  // Validation is off here by default,
  // so next line passes even if it violates validation rules
  var p = new Person { Name = "Alex", Age = -1 } 

  // DisconnectedState manages its own local transactions
  // and implements unit of work pattern.
  try {
    () => {
      p.Age = 1;
      throw new Exception();
    }.InvokeTransactionally(); // If you don't know, 
    // that's the way to create and invoke anonymous
    // transactional method. 
    // See TransactionalExceptions type.
  }
  catch {}
  Assert.AreEqual(-1, p.Age); // Passes.

  var prefetchingQuery = 
    Query<Customer>.All.Where(...)
      .Prefetch(c => c.Orders);
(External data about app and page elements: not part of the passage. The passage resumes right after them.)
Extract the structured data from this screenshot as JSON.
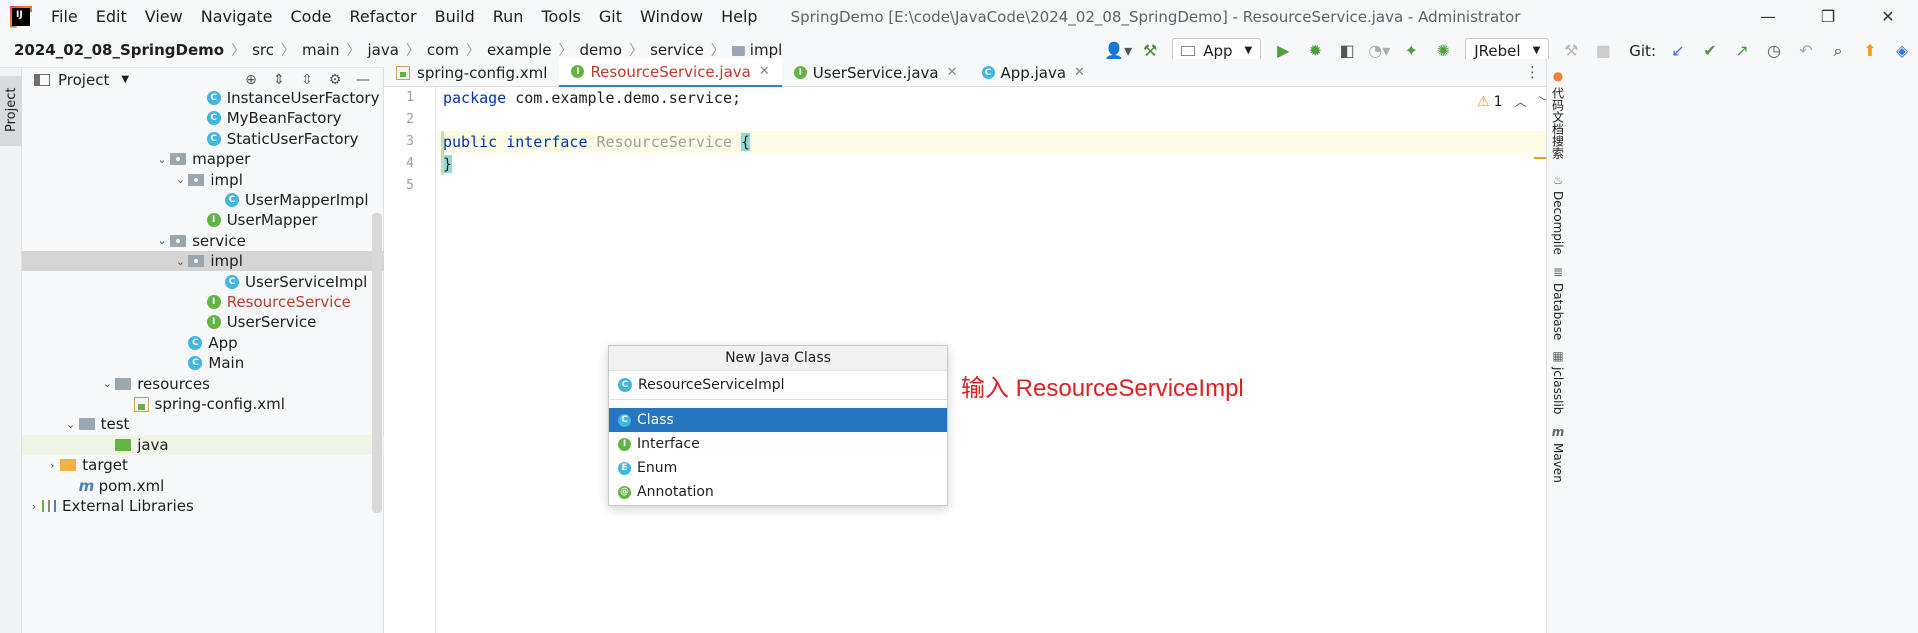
{
  "window": {
    "title": "SpringDemo [E:\\code\\JavaCode\\2024_02_08_SpringDemo] - ResourceService.java - Administrator"
  },
  "menu": [
    "File",
    "Edit",
    "View",
    "Navigate",
    "Code",
    "Refactor",
    "Build",
    "Run",
    "Tools",
    "Git",
    "Window",
    "Help"
  ],
  "window_controls": {
    "minimize": "—",
    "restore": "❐",
    "close": "✕"
  },
  "breadcrumb": [
    "2024_02_08_SpringDemo",
    "src",
    "main",
    "java",
    "com",
    "example",
    "demo",
    "service",
    "impl"
  ],
  "toolbar": {
    "run_config": "App",
    "jrebel": "JRebel",
    "git_label": "Git:",
    "icons": [
      "user-icon",
      "hammer-icon",
      "run-icon",
      "debug-icon",
      "coverage-icon",
      "profile-icon",
      "jrebel-run-icon",
      "jrebel-debug-icon",
      "stop-icon",
      "update-icon",
      "commit-icon",
      "push-icon",
      "history-icon",
      "rollback-icon",
      "search-icon",
      "updates-icon",
      "toolbox-icon"
    ]
  },
  "left_stripe": {
    "project_tab": "Project"
  },
  "project_panel": {
    "title": "Project",
    "tree": [
      {
        "label": "InstanceUserFactory",
        "icon": "class",
        "indent": 9
      },
      {
        "label": "MyBeanFactory",
        "icon": "class",
        "indent": 9
      },
      {
        "label": "StaticUserFactory",
        "icon": "class",
        "indent": 9
      },
      {
        "label": "mapper",
        "icon": "package",
        "indent": 7,
        "arrow": "⌄"
      },
      {
        "label": "impl",
        "icon": "package",
        "indent": 8,
        "arrow": "⌄"
      },
      {
        "label": "UserMapperImpl",
        "icon": "class",
        "indent": 10
      },
      {
        "label": "UserMapper",
        "icon": "interface",
        "indent": 9
      },
      {
        "label": "service",
        "icon": "package",
        "indent": 7,
        "arrow": "⌄"
      },
      {
        "label": "impl",
        "icon": "package",
        "indent": 8,
        "arrow": "⌄",
        "selected": true
      },
      {
        "label": "UserServiceImpl",
        "icon": "class",
        "indent": 10
      },
      {
        "label": "ResourceService",
        "icon": "interface",
        "indent": 9,
        "red": true
      },
      {
        "label": "UserService",
        "icon": "interface",
        "indent": 9
      },
      {
        "label": "App",
        "icon": "class-run",
        "indent": 8
      },
      {
        "label": "Main",
        "icon": "class-run",
        "indent": 8
      },
      {
        "label": "resources",
        "icon": "folder-res",
        "indent": 4,
        "arrow": "⌄"
      },
      {
        "label": "spring-config.xml",
        "icon": "xml",
        "indent": 5
      },
      {
        "label": "test",
        "icon": "folder",
        "indent": 2,
        "arrow": "⌄"
      },
      {
        "label": "java",
        "icon": "folder-green",
        "indent": 4,
        "highlight": true
      },
      {
        "label": "target",
        "icon": "folder-orange",
        "indent": 1,
        "arrow": "›"
      },
      {
        "label": "pom.xml",
        "icon": "maven",
        "indent": 2
      },
      {
        "label": "External Libraries",
        "icon": "library",
        "indent": 0,
        "arrow": "›"
      }
    ]
  },
  "tabs": [
    {
      "label": "spring-config.xml",
      "icon": "xml"
    },
    {
      "label": "ResourceService.java",
      "icon": "interface",
      "active": true
    },
    {
      "label": "UserService.java",
      "icon": "interface"
    },
    {
      "label": "App.java",
      "icon": "class-run"
    }
  ],
  "editor": {
    "line_numbers": [
      "1",
      "2",
      "3",
      "4",
      "5"
    ],
    "line1": {
      "kw": "package",
      "rest": " com.example.demo.service;"
    },
    "line3": {
      "kw1": "public",
      "kw2": "interface",
      "name": "ResourceService",
      "brace": "{"
    },
    "line4": {
      "brace": "}"
    },
    "warning_count": "1"
  },
  "right_tools": [
    "代码文档搜索",
    "Decompile",
    "Database",
    "jclasslib",
    "Maven"
  ],
  "popup": {
    "title": "New Java Class",
    "input_value": "ResourceServiceImpl",
    "options": [
      {
        "label": "Class",
        "icon": "C",
        "selected": true
      },
      {
        "label": "Interface",
        "icon": "I"
      },
      {
        "label": "Enum",
        "icon": "E"
      },
      {
        "label": "Annotation",
        "icon": "@"
      }
    ]
  },
  "annotation": "输入 ResourceServiceImpl",
  "colors": {
    "accent": "#3574f0",
    "selection": "#2675bf",
    "annotation": "#e02020",
    "keyword": "#0033b3"
  }
}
  // This code will run in single local and single
  // database transaction. All the fetched instances
  // will be cached in DisconnectedState.
  for (customer c in Query<Customer>.All) {
    c.Name = string.Format("{0} ({1})", // Local change
      c.Name, c.Orders.Count);
    keys.Add(c.Key);
  }

  // Nothing is changed in the database yet -
  // all the changes are cached only in DisconnectedState.

  // Let's detach the state
  state = session.DisconnectedState;
}


// And attach it to a new Session
using (var session = Session.OpenDisconnected(domain, state)) {
  // This loop won't hit the database,
  // since everything it needs is already there
  for (customer c in keys.Select(Query<Customer>.Single(key)) {
    Console.WriteLine("Customer: {0}", c.Name);
    for (order o in c.Orders)
      Console.WriteLine("  Order: {0}", o.ToString());
  }

  // Let's accept changes now.
  // They'll be persisted in a single transaction;
  // version checks and validation will be performed
  // for all the changed objects.
  state.AcceptChanges();
}

It will be possible to extract the changes and apply them separately:
var disconnectedState = ...
var session = ...
// Let's create a change set containing both changes
// and original versions of all the affected objects. 
var changeSet = disconnectedState.GetChangeSet();
// Here we clone it by serialization,
// see Xtensive.Core.Helpers.Cloner
var changeSetClone = Cloner.Default.Clone(changeSet); 
// And finally, we apply the changes to
// another Session.
changeSetClone.Apply(session);

Initially DisconnectedState will track:
  • Entity creation, change and removal
  • Similar EntitySet operations.
So when you call ApplyChanges method (btw, it's possible to pass another Session there), change set is actually applied as sequence of Entity and EntitySet method invocations on objects from this Session. In future it will be possible to replicate top-level SessionBound method calls instead of low-level changed, that must bring true action sequence replication there.

It will be possible to:
  • RejectChanges. This won't affect any fetched information.
  • Prevent any transparent fetches. By default they're on - i.e. such a Session works in semi-connected mode, but you can restrict them to be available in special code blocks only (I'm not fully sure about final syntax of this, my current best option is () => { ... }.InvokeConnected() ).
  • Serialize DisconnectedState and deserialize it. You won't need to create Session and Domain objects on the client to make this working (in this case we will provide "default" domain resembling the structure of original Domain object; Session there will also be "closed" - it won't allow to transparently fetch anything there).
You'll see this feature working in a week or two. I'd be glad to hear any comments.